Start of Recorded information

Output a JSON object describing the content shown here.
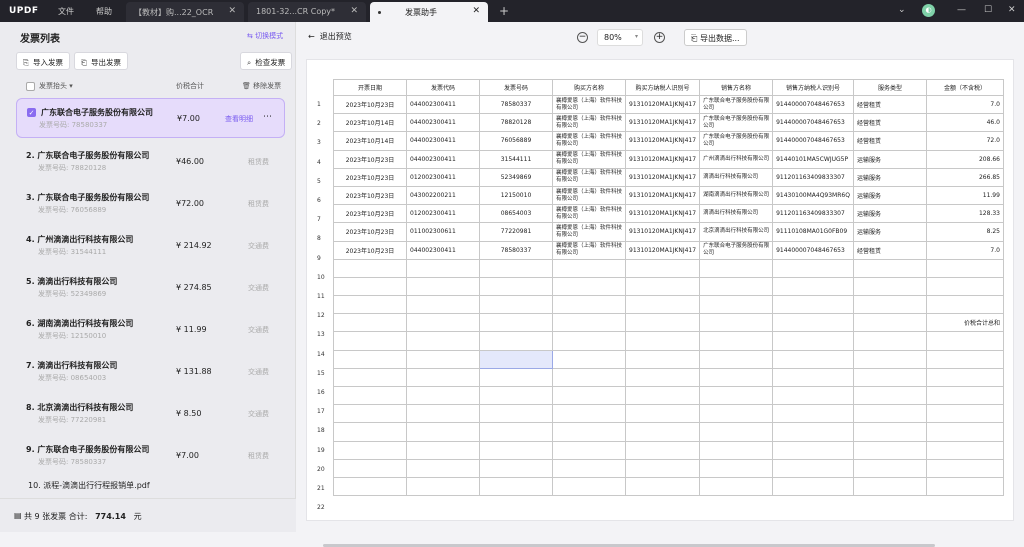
{
  "app": {
    "logo": "UPDF",
    "menu": [
      "文件",
      "帮助"
    ]
  },
  "tabs": [
    {
      "label": "【教材】购...22_OCR"
    },
    {
      "label": "1801-32...CR Copy*"
    },
    {
      "label": "发票助手"
    }
  ],
  "sidebar": {
    "title": "发票列表",
    "switch": "切换模式",
    "buttons": {
      "import": "导入发票",
      "export": "导出发票",
      "check": "检查发票"
    },
    "header": {
      "col1": "发票抬头",
      "col2": "价税合计",
      "col3": "移除发票"
    },
    "code_label": "发票号码:",
    "items": [
      {
        "name": "广东联合电子服务股份有限公司",
        "code": "78580337",
        "price": "¥7.00",
        "cat": "查看明细"
      },
      {
        "name": "2. 广东联合电子服务股份有限公司",
        "code": "78820128",
        "price": "¥46.00",
        "cat": "租赁费"
      },
      {
        "name": "3. 广东联合电子服务股份有限公司",
        "code": "76056889",
        "price": "¥72.00",
        "cat": "租赁费"
      },
      {
        "name": "4. 广州滴滴出行科技有限公司",
        "code": "31544111",
        "price": "¥ 214.92",
        "cat": "交通费"
      },
      {
        "name": "5. 滴滴出行科技有限公司",
        "code": "52349869",
        "price": "¥ 274.85",
        "cat": "交通费"
      },
      {
        "name": "6. 湖南滴滴出行科技有限公司",
        "code": "12150010",
        "price": "¥ 11.99",
        "cat": "交通费"
      },
      {
        "name": "7. 滴滴出行科技有限公司",
        "code": "08654003",
        "price": "¥ 131.88",
        "cat": "交通费"
      },
      {
        "name": "8. 北京滴滴出行科技有限公司",
        "code": "77220981",
        "price": "¥ 8.50",
        "cat": "交通费"
      },
      {
        "name": "9. 广东联合电子服务股份有限公司",
        "code": "78580337",
        "price": "¥7.00",
        "cat": "租赁费"
      },
      {
        "name": "10. 派程-滴滴出行行程报销单.pdf",
        "code": "",
        "price": "",
        "cat": ""
      }
    ],
    "footer": {
      "count": "共 9 张发票 合计:",
      "total": "774.14",
      "unit": "元"
    }
  },
  "main": {
    "back": "退出预览",
    "zoom": "80%",
    "export": "导出数据...",
    "columns": [
      "开票日期",
      "发票代码",
      "发票号码",
      "购买方名称",
      "购买方纳税人识别号",
      "销售方名称",
      "销售方纳税人识别号",
      "服务类型",
      "金额（不含税）"
    ],
    "rows": [
      [
        "2023年10月23日",
        "044002300411",
        "78580337",
        "襄樽爱恩（上海）软件科技有限公司",
        "91310120MA1JKNJ417",
        "广东联合电子服务股份有限公司",
        "91440000704846765​3",
        "经营租赁",
        "7.0"
      ],
      [
        "2023年10月14日",
        "044002300411",
        "78820128",
        "襄樽爱恩（上海）软件科技有限公司",
        "91310120MA1JKNJ417",
        "广东联合电子服务股份有限公司",
        "91440000704846765​3",
        "经营租赁",
        "46.0"
      ],
      [
        "2023年10月14日",
        "044002300411",
        "76056889",
        "襄樽爱恩（上海）软件科技有限公司",
        "91310120MA1JKNJ417",
        "广东联合电子服务股份有限公司",
        "91440000704846765​3",
        "经营租赁",
        "72.0"
      ],
      [
        "2023年10月23日",
        "044002300411",
        "31544111",
        "襄樽爱恩（上海）软件科技有限公司",
        "91310120MA1JKNJ417",
        "广州滴滴出行科技有限公司",
        "91440101MA5CWJUG5P",
        "运输服务",
        "208.66"
      ],
      [
        "2023年10月23日",
        "012002300411",
        "52349869",
        "襄樽爱恩（上海）软件科技有限公司",
        "91310120MA1JKNJ417",
        "滴滴出行科技有限公司",
        "911201163409833307",
        "运输服务",
        "266.85"
      ],
      [
        "2023年10月23日",
        "043002200211",
        "12150010",
        "襄樽爱恩（上海）软件科技有限公司",
        "91310120MA1JKNJ417",
        "湖南滴滴出行科技有限公司",
        "91430100MA4Q93MR6Q",
        "运输服务",
        "11.99"
      ],
      [
        "2023年10月23日",
        "012002300411",
        "08654003",
        "襄樽爱恩（上海）软件科技有限公司",
        "91310120MA1JKNJ417",
        "滴滴出行科技有限公司",
        "911201163409833307",
        "运输服务",
        "128.33"
      ],
      [
        "2023年10月23日",
        "011002300611",
        "77220981",
        "襄樽爱恩（上海）软件科技有限公司",
        "91310120MA1JKNJ417",
        "北京滴滴出行科技有限公司",
        "91110108MA01G0FB09",
        "运输服务",
        "8.25"
      ],
      [
        "2023年10月23日",
        "044002300411",
        "78580337",
        "襄樽爱恩（上海）软件科技有限公司",
        "91310120MA1JKNJ417",
        "广东联合电子服务股份有限公司",
        "91440000704846765​3",
        "经营租赁",
        "7.0"
      ]
    ],
    "total_label": "价税合计总和"
  }
}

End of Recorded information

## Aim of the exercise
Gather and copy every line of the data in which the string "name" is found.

## Task answer
        "name": "广东联合电子服务股份有限公司",
        "name": "2. 广东联合电子服务股份有限公司",
        "name": "3. 广东联合电子服务股份有限公司",
        "name": "4. 广州滴滴出行科技有限公司",
        "name": "5. 滴滴出行科技有限公司",
        "name": "6. 湖南滴滴出行科技有限公司",
        "name": "7. 滴滴出行科技有限公司",
        "name": "8. 北京滴滴出行科技有限公司",
        "name": "9. 广东联合电子服务股份有限公司",
        "name": "10. 派程-滴滴出行行程报销单.pdf",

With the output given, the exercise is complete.